Ecclesiastes“All is vanity and chasing after the wind” • Thesis: “Vanity of vanities, all is vanity” (1:2; 12:8). • Vanity = hebel – lit., “vapor,” “breath,” “puff of air.” • Becomes metaphor meaning fleeting, temporary, ephemeral, transient. • Or, futile, absurd, meaningless. • “Vanity of vanities” is superlative: the most vain thing of all; everything is “utter vanity.” • Preface states thesis (1:2-11) • “What do people gain from all their toil?” Koheleth is searching for meaning of life, something of permanent value. • Finds nothing: Life is in perpetual motion, yet there is nothing to show for it, no profit, no net gain. • Rest of book demonstrates this conclusion.

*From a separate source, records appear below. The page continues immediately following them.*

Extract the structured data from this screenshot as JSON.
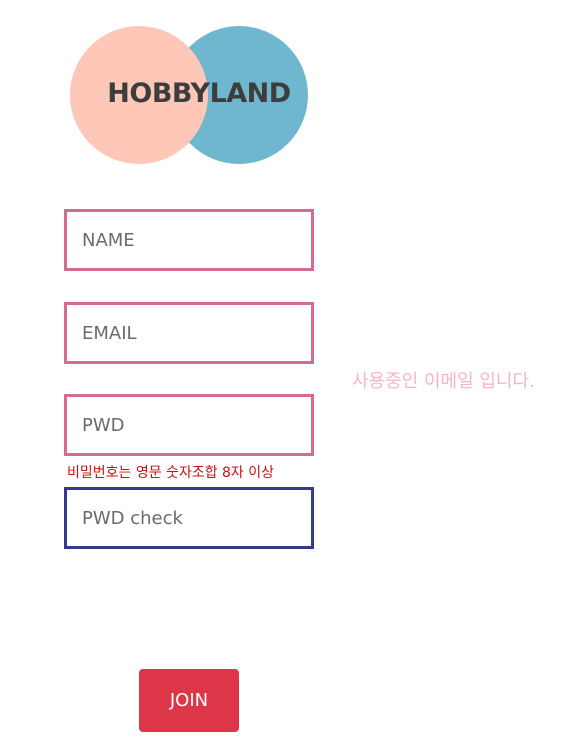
{
  "logo": {
    "text": "HOBBYLAND",
    "colors": {
      "left_circle": "#ffc7b7",
      "right_circle": "#6fb6cf",
      "text": "#3d3d3d"
    }
  },
  "form": {
    "name_placeholder": "NAME",
    "email_placeholder": "EMAIL",
    "pwd_placeholder": "PWD",
    "pwd_check_placeholder": "PWD check",
    "email_message": "사용중인 이메일 입니다.",
    "pwd_hint": "비밀번호는 영문 숫자조합 8자 이상",
    "join_label": "JOIN"
  },
  "colors": {
    "field_border": "#d36b92",
    "field_focus_border": "#363a8c",
    "email_message": "#f7b6c6",
    "pwd_hint": "#cc1010",
    "join_button": "#de3649"
  }
}
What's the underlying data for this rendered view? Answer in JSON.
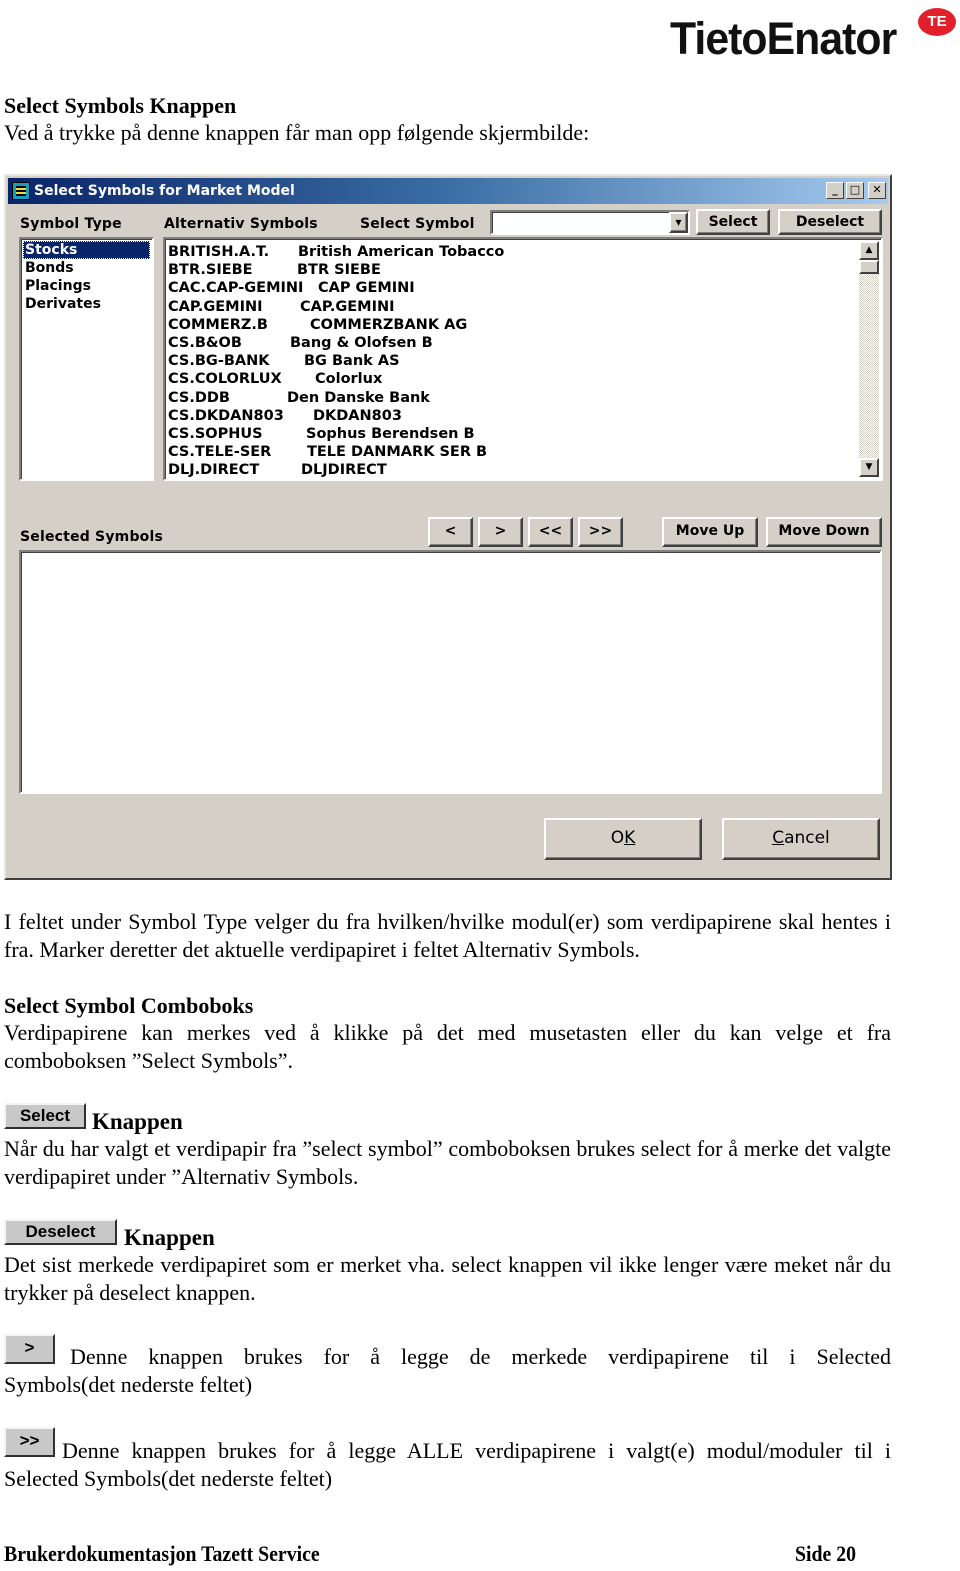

Ecclesiastes“All is vanity and chasing after the wind” • A “royal experiment” (1:12-2:26). • Posing as “Solomon,” Koheleth claims to have tried everything and found nothing that satisfies (1:12-18). • The testing of pleasure, work, wealth, and fame (2:1-11). • The testing of wisdom (2:12-17). Same fate befalls wise and foolish. • Conclusion: despair – there is no gain from all one’s efforts (2:18-23). • Consolation: The best one can do is simply to “eat, drink, and find enjoyment in their toil” – enjoy life and toil as God gives it (2:24-26; cf. 3:13; 5:18; 8:15; 9:7)
Ecclesiastes“All is vanity and chasing after the wind” • Five main themes in Ecclesiastes • Wisdom cannot achieve its goal. • God is remote. • The world is crooked. • Death cancels everything. • Pleasure commends itself.
Ecclesiastes“All is vanity and chasing after the wind” • Epilogue (12:9-14) • Perhaps added by a pupil of “the Teacher.” • Pays tribute to Koheleth’s wisdom: his words are like goads – sharp, hard to take, but ultimately useful. • V. 13-14 tend to soften Koheleth’s skepticism and make book more acceptable.